(DATA RECORDS):
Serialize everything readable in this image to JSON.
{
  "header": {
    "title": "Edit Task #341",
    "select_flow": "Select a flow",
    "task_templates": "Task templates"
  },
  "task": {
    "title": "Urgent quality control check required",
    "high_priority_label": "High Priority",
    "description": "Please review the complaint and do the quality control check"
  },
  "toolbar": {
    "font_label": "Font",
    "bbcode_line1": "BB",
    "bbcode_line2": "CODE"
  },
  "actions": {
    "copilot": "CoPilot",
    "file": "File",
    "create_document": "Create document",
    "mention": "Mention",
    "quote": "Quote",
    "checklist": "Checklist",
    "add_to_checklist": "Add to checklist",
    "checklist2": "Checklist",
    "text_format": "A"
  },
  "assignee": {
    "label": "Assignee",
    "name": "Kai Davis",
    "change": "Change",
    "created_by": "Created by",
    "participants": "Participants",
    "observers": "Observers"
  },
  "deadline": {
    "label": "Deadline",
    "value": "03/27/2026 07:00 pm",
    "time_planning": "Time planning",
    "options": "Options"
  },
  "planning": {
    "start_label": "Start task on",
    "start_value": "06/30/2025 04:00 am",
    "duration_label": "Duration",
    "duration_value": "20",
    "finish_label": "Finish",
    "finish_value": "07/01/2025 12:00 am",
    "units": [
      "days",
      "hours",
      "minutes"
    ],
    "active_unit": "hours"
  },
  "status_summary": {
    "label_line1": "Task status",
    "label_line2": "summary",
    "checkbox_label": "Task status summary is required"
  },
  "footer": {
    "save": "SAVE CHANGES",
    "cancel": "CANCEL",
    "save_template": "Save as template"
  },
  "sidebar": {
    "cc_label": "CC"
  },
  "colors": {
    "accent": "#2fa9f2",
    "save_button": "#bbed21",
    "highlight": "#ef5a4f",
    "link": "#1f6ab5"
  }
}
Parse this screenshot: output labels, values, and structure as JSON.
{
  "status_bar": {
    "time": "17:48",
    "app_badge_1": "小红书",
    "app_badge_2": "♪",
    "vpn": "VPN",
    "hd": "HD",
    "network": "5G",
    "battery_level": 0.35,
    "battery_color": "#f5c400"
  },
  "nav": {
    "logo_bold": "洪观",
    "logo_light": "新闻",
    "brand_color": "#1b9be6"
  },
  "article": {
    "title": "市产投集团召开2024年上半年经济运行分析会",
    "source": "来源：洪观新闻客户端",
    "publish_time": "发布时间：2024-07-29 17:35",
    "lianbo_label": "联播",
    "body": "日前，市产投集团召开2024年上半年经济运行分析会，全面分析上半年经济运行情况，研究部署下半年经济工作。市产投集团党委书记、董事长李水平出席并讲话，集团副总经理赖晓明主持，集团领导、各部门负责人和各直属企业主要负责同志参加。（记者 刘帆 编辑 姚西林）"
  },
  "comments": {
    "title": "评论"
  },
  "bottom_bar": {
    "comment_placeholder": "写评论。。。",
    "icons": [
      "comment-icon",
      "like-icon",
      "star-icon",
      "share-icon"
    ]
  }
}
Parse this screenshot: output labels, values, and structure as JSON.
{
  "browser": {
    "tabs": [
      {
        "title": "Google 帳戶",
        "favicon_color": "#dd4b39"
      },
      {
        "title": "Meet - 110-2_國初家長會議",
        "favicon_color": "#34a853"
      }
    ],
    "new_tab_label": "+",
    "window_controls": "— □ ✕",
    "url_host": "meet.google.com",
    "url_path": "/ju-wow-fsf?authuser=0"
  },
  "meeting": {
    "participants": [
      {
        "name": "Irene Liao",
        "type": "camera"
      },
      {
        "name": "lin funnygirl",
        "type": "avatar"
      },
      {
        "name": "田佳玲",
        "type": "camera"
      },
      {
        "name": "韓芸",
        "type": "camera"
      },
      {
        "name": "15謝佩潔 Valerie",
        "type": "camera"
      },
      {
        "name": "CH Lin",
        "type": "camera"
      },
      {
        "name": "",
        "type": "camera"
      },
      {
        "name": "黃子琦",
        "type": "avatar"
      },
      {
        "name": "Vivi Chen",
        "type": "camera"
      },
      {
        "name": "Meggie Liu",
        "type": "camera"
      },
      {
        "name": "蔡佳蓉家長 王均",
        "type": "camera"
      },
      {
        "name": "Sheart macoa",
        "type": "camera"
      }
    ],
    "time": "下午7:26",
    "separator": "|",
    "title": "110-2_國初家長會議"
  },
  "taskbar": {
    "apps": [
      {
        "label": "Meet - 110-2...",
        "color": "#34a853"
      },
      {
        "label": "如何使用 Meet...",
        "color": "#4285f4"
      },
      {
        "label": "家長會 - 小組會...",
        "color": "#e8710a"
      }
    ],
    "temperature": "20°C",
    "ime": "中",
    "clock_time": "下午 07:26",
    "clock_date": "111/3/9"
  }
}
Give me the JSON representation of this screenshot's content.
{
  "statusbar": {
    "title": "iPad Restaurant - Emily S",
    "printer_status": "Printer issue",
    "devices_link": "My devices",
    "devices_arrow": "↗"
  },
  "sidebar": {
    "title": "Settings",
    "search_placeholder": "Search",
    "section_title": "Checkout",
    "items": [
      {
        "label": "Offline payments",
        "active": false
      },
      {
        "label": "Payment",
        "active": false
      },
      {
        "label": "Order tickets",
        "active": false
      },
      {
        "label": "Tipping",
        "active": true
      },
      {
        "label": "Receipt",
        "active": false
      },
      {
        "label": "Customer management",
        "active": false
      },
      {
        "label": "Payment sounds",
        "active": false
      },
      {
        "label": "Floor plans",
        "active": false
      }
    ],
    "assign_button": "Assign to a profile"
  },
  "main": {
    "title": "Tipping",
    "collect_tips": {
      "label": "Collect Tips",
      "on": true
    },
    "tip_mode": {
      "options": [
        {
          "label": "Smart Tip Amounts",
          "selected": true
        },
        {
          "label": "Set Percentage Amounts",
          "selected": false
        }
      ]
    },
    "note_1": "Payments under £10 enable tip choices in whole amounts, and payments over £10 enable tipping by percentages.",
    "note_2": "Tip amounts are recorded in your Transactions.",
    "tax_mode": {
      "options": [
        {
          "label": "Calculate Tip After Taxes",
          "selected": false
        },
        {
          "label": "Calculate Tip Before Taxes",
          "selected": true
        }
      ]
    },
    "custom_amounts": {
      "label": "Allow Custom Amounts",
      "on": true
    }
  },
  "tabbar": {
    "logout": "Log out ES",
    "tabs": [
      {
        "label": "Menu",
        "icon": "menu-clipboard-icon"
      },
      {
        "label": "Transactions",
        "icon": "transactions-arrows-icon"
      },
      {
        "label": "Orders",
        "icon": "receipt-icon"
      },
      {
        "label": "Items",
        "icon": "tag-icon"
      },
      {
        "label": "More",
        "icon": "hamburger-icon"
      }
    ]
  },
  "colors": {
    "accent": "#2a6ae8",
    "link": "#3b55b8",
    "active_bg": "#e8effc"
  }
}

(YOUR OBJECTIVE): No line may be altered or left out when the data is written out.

(RESPONSE FOR THIS EXERCISE):
Serialize everything readable in this image to JSON.
{
  "header": {
    "title": "Edit Task #341",
    "select_flow": "Select a flow",
    "task_templates": "Task templates"
  },
  "task": {
    "title": "Urgent quality control check required",
    "high_priority_label": "High Priority",
    "description": "Please review the complaint and do the quality control check"
  },
  "toolbar": {
    "font_label": "Font",
    "bbcode_line1": "BB",
    "bbcode_line2": "CODE"
  },
  "actions": {
    "copilot": "CoPilot",
    "file": "File",
    "create_document": "Create document",
    "mention": "Mention",
    "quote": "Quote",
    "checklist": "Checklist",
    "add_to_checklist": "Add to checklist",
    "checklist2": "Checklist",
    "text_format": "A"
  },
  "assignee": {
    "label": "Assignee",
    "name": "Kai Davis",
    "change": "Change",
    "created_by": "Created by",
    "participants": "Participants",
    "observers": "Observers"
  },
  "deadline": {
    "label": "Deadline",
    "value": "03/27/2026 07:00 pm",
    "time_planning": "Time planning",
    "options": "Options"
  },
  "planning": {
    "start_label": "Start task on",
    "start_value": "06/30/2025 04:00 am",
    "duration_label": "Duration",
    "duration_value": "20",
    "finish_label": "Finish",
    "finish_value": "07/01/2025 12:00 am",
    "units": [
      "days",
      "hours",
      "minutes"
    ],
    "active_unit": "hours"
  },
  "status_summary": {
    "label_line1": "Task status",
    "label_line2": "summary",
    "checkbox_label": "Task status summary is required"
  },
  "footer": {
    "save": "SAVE CHANGES",
    "cancel": "CANCEL",
    "save_template": "Save as template"
  },
  "sidebar": {
    "cc_label": "CC"
  },
  "colors": {
    "accent": "#2fa9f2",
    "save_button": "#bbed21",
    "highlight": "#ef5a4f",
    "link": "#1f6ab5"
  }
}
Parse this screenshot: output labels, values, and structure as JSON.
{
  "status_bar": {
    "time": "17:48",
    "app_badge_1": "小红书",
    "app_badge_2": "♪",
    "vpn": "VPN",
    "hd": "HD",
    "network": "5G",
    "battery_level": 0.35,
    "battery_color": "#f5c400"
  },
  "nav": {
    "logo_bold": "洪观",
    "logo_light": "新闻",
    "brand_color": "#1b9be6"
  },
  "article": {
    "title": "市产投集团召开2024年上半年经济运行分析会",
    "source": "来源：洪观新闻客户端",
    "publish_time": "发布时间：2024-07-29 17:35",
    "lianbo_label": "联播",
    "body": "日前，市产投集团召开2024年上半年经济运行分析会，全面分析上半年经济运行情况，研究部署下半年经济工作。市产投集团党委书记、董事长李水平出席并讲话，集团副总经理赖晓明主持，集团领导、各部门负责人和各直属企业主要负责同志参加。（记者 刘帆 编辑 姚西林）"
  },
  "comments": {
    "title": "评论"
  },
  "bottom_bar": {
    "comment_placeholder": "写评论。。。",
    "icons": [
      "comment-icon",
      "like-icon",
      "star-icon",
      "share-icon"
    ]
  }
}
Parse this screenshot: output labels, values, and structure as JSON.
{
  "browser": {
    "tabs": [
      {
        "title": "Google 帳戶",
        "favicon_color": "#dd4b39"
      },
      {
        "title": "Meet - 110-2_國初家長會議",
        "favicon_color": "#34a853"
      }
    ],
    "new_tab_label": "+",
    "window_controls": "— □ ✕",
    "url_host": "meet.google.com",
    "url_path": "/ju-wow-fsf?authuser=0"
  },
  "meeting": {
    "participants": [
      {
        "name": "Irene Liao",
        "type": "camera"
      },
      {
        "name": "lin funnygirl",
        "type": "avatar"
      },
      {
        "name": "田佳玲",
        "type": "camera"
      },
      {
        "name": "韓芸",
        "type": "camera"
      },
      {
        "name": "15謝佩潔 Valerie",
        "type": "camera"
      },
      {
        "name": "CH Lin",
        "type": "camera"
      },
      {
        "name": "",
        "type": "camera"
      },
      {
        "name": "黃子琦",
        "type": "avatar"
      },
      {
        "name": "Vivi Chen",
        "type": "camera"
      },
      {
        "name": "Meggie Liu",
        "type": "camera"
      },
      {
        "name": "蔡佳蓉家長 王均",
        "type": "camera"
      },
      {
        "name": "Sheart macoa",
        "type": "camera"
      }
    ],
    "time": "下午7:26",
    "separator": "|",
    "title": "110-2_國初家長會議"
  },
  "taskbar": {
    "apps": [
      {
        "label": "Meet - 110-2...",
        "color": "#34a853"
      },
      {
        "label": "如何使用 Meet...",
        "color": "#4285f4"
      },
      {
        "label": "家長會 - 小組會...",
        "color": "#e8710a"
      }
    ],
    "temperature": "20°C",
    "ime": "中",
    "clock_time": "下午 07:26",
    "clock_date": "111/3/9"
  }
}
Give me the JSON representation of this screenshot's content.
{
  "statusbar": {
    "title": "iPad Restaurant - Emily S",
    "printer_status": "Printer issue",
    "devices_link": "My devices",
    "devices_arrow": "↗"
  },
  "sidebar": {
    "title": "Settings",
    "search_placeholder": "Search",
    "section_title": "Checkout",
    "items": [
      {
        "label": "Offline payments",
        "active": false
      },
      {
        "label": "Payment",
        "active": false
      },
      {
        "label": "Order tickets",
        "active": false
      },
      {
        "label": "Tipping",
        "active": true
      },
      {
        "label": "Receipt",
        "active": false
      },
      {
        "label": "Customer management",
        "active": false
      },
      {
        "label": "Payment sounds",
        "active": false
      },
      {
        "label": "Floor plans",
        "active": false
      }
    ],
    "assign_button": "Assign to a profile"
  },
  "main": {
    "title": "Tipping",
    "collect_tips": {
      "label": "Collect Tips",
      "on": true
    },
    "tip_mode": {
      "options": [
        {
          "label": "Smart Tip Amounts",
          "selected": true
        },
        {
          "label": "Set Percentage Amounts",
          "selected": false
        }
      ]
    },
    "note_1": "Payments under £10 enable tip choices in whole amounts, and payments over £10 enable tipping by percentages.",
    "note_2": "Tip amounts are recorded in your Transactions.",
    "tax_mode": {
      "options": [
        {
          "label": "Calculate Tip After Taxes",
          "selected": false
        },
        {
          "label": "Calculate Tip Before Taxes",
          "selected": true
        }
      ]
    },
    "custom_amounts": {
      "label": "Allow Custom Amounts",
      "on": true
    }
  },
  "tabbar": {
    "logout": "Log out ES",
    "tabs": [
      {
        "label": "Menu",
        "icon": "menu-clipboard-icon"
      },
      {
        "label": "Transactions",
        "icon": "transactions-arrows-icon"
      },
      {
        "label": "Orders",
        "icon": "receipt-icon"
      },
      {
        "label": "Items",
        "icon": "tag-icon"
      },
      {
        "label": "More",
        "icon": "hamburger-icon"
      }
    ]
  },
  "colors": {
    "accent": "#2a6ae8",
    "link": "#3b55b8",
    "active_bg": "#e8effc"
  }
}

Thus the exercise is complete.